Directions for this task: Could you copy every record below exactly, leaving out the pictures?

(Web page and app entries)
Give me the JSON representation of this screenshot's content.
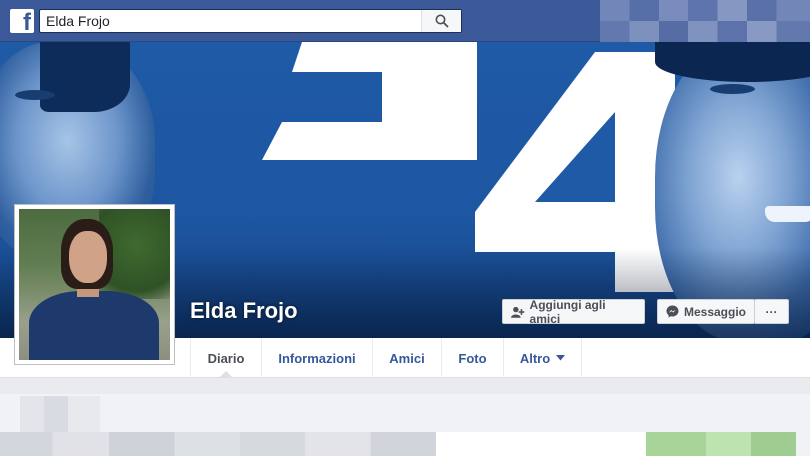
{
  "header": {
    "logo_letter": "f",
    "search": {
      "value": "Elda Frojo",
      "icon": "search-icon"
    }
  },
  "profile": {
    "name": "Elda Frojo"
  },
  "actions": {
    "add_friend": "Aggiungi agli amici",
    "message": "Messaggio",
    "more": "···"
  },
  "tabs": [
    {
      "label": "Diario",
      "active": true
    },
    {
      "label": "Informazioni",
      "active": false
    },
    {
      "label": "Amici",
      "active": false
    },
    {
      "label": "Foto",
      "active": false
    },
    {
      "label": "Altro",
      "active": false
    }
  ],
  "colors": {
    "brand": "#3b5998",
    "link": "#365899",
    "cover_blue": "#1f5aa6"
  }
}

Solved problem:
Give me the JSON representation of this screenshot's content.
{
  "header": {
    "logo_letter": "f",
    "search": {
      "value": "Elda Frojo",
      "icon": "search-icon"
    }
  },
  "profile": {
    "name": "Elda Frojo"
  },
  "actions": {
    "add_friend": "Aggiungi agli amici",
    "message": "Messaggio",
    "more": "···"
  },
  "tabs": [
    {
      "label": "Diario",
      "active": true
    },
    {
      "label": "Informazioni",
      "active": false
    },
    {
      "label": "Amici",
      "active": false
    },
    {
      "label": "Foto",
      "active": false
    },
    {
      "label": "Altro",
      "active": false
    }
  ],
  "colors": {
    "brand": "#3b5998",
    "link": "#365899",
    "cover_blue": "#1f5aa6"
  }
}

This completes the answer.